Then weld the who package into a base, which fits neatly into a vise, or better yet, into the hardie hole in the anvil. A base made from heavy reinforcement steel is shown in the picture above in a "not yet welded" state.
Finally grind down the welding seams and, if necessary, grind the rectangular pieces into correct thickness. For example, in the picture below the leftmost rectangular piece has been ground down from 16mm to 14mm:
You should also make a L-shaped piece of thin steel that you can use to measure the correct length for the tenon (see below).
Forging pi-brackets Edit
This part of the process is a bit short on pictures, but a textual description should suffice. First take a long piece of the pi-bracket material and heat it up. Once sufficiently hot, push it inside the hole in the tool and hammer a 90 degree curve into it. Take it out of the form and forge it from all sides as necessary to adjust the curvature, and to fix any problems with it.
Next cut the piece to the correct length, so that the longer part of the L just manages to stay clear of the anvil's face when bent. Figuring out the correct length is not as easy as it sounds, so you should do some testing and when you find the proper length, make a L-shaped tool with which you can quickly make mark the place for the cut.
Heat the now L-shaped piece in the forge, take it out with pliers and place the long end into the slot in the forging tool. Then, with simultaneous blows from two hammers to the top and side of the tool force the piece into the characteristic U-shape:
Usually it is necessary to take out the U-shaped piece from the tool using pliers and to finish the sides on top of the forge with a large hammer. If necessary, reheat and correct any problems you noticed The end results should be pretty good in general, and should look roughly like this:
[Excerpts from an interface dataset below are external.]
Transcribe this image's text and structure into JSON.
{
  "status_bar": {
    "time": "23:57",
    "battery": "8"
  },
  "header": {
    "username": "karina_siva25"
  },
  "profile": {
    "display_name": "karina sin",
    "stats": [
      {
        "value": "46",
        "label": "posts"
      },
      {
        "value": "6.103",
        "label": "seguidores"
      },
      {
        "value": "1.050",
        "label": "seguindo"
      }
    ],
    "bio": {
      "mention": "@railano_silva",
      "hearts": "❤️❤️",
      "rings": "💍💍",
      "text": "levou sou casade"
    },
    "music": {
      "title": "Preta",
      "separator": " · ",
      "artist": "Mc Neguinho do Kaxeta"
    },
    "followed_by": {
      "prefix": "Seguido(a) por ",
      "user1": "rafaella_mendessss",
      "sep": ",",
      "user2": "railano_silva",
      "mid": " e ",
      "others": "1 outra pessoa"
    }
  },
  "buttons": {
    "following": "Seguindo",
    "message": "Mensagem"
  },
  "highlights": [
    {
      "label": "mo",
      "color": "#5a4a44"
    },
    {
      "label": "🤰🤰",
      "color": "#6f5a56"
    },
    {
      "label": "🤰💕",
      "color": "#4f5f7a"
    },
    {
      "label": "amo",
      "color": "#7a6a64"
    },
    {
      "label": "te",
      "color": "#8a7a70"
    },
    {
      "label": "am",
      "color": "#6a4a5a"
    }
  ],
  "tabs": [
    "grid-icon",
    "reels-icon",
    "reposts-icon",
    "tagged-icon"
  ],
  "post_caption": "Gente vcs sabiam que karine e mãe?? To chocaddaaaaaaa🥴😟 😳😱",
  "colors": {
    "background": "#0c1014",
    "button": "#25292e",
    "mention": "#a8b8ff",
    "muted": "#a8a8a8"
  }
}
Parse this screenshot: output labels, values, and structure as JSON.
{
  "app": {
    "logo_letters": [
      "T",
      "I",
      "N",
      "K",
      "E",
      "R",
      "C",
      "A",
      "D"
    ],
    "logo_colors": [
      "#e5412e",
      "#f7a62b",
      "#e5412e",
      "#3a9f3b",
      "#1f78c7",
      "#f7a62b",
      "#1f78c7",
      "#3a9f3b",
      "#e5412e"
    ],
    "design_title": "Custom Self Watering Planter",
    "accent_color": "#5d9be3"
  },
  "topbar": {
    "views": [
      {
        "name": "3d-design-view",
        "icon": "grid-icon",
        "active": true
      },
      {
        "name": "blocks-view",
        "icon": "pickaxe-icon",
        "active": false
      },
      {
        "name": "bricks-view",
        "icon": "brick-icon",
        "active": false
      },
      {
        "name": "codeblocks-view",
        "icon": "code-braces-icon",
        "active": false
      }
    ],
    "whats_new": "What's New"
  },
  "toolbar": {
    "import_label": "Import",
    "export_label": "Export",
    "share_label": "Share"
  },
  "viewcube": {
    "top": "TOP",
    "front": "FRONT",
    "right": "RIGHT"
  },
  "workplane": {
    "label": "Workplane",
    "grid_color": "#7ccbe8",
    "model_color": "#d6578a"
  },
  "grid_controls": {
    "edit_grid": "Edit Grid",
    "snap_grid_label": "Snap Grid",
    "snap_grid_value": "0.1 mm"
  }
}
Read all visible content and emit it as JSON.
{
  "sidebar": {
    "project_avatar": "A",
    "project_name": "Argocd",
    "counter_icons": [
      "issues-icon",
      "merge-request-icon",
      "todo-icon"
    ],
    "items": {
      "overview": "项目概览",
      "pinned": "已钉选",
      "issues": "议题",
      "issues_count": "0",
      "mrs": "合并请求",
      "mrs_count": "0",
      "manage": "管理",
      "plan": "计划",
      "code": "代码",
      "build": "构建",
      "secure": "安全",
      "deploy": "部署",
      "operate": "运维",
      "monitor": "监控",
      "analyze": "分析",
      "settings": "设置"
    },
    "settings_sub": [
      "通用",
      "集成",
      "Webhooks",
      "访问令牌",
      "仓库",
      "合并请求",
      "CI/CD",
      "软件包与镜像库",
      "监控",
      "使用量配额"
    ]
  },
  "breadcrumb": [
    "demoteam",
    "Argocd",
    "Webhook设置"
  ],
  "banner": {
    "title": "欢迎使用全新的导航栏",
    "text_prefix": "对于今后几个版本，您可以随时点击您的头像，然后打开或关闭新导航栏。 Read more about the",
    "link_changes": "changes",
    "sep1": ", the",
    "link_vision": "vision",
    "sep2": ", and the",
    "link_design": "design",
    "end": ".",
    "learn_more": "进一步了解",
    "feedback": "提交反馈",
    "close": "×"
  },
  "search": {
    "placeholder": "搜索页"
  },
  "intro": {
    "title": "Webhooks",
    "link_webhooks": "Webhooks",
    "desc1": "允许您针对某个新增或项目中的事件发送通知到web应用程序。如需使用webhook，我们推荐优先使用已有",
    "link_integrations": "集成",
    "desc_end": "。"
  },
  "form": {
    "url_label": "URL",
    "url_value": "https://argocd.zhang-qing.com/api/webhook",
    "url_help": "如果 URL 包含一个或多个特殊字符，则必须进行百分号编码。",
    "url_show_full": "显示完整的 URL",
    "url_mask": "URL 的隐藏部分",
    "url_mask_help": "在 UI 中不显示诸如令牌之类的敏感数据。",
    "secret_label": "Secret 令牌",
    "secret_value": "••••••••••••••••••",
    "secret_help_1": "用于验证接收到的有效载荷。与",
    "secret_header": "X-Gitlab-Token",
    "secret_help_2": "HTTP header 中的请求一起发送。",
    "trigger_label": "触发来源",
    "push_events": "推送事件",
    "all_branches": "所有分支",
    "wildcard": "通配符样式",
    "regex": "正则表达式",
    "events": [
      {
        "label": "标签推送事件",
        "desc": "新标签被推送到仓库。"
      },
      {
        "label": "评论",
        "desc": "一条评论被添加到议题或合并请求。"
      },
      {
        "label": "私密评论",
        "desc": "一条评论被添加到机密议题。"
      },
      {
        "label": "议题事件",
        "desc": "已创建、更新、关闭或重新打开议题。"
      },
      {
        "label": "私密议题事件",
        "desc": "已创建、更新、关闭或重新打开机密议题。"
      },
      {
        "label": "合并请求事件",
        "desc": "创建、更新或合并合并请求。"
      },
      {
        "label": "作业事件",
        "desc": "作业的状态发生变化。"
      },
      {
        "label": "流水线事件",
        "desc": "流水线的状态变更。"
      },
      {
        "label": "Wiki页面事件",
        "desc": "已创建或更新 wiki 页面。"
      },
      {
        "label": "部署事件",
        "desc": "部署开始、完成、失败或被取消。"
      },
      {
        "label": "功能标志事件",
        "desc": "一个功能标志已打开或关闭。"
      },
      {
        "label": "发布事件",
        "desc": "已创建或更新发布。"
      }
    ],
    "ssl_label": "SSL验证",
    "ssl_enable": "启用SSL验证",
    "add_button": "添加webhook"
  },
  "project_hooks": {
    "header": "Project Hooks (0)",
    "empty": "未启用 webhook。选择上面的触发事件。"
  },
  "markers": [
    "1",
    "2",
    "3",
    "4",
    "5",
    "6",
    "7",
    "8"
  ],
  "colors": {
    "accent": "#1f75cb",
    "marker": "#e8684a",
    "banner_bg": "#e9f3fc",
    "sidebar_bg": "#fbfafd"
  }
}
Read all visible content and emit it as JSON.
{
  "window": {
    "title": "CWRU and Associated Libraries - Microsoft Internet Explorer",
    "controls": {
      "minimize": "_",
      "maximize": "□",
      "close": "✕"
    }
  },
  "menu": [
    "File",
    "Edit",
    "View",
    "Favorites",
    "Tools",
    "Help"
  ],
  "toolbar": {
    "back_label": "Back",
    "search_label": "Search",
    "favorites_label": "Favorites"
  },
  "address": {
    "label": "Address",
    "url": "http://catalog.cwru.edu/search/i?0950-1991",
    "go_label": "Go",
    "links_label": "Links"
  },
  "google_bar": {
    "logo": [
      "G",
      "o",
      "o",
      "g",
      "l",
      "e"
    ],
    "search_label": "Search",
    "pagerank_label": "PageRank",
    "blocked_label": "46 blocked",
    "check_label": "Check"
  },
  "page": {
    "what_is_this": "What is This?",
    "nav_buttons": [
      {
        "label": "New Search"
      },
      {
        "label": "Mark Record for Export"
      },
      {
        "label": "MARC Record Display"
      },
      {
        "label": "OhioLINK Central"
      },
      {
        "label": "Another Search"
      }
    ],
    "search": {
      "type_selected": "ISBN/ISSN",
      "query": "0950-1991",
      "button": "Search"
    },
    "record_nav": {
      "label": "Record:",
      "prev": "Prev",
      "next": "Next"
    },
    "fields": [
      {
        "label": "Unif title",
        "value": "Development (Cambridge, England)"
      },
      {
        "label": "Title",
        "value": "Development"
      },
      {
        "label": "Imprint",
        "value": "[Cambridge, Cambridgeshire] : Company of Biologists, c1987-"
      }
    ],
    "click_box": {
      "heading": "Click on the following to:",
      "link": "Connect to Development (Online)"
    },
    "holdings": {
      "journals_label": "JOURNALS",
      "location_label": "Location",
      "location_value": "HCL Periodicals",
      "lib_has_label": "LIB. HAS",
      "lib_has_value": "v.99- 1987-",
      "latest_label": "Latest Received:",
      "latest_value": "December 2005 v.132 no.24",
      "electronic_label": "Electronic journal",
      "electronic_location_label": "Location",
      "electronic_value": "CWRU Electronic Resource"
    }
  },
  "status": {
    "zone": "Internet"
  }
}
The next step is to form the tenons. So far I've only used the "saw and file" method described in the Making pi-brackets article, but one could probably also use a set of swages to form the shoulders and the tenon.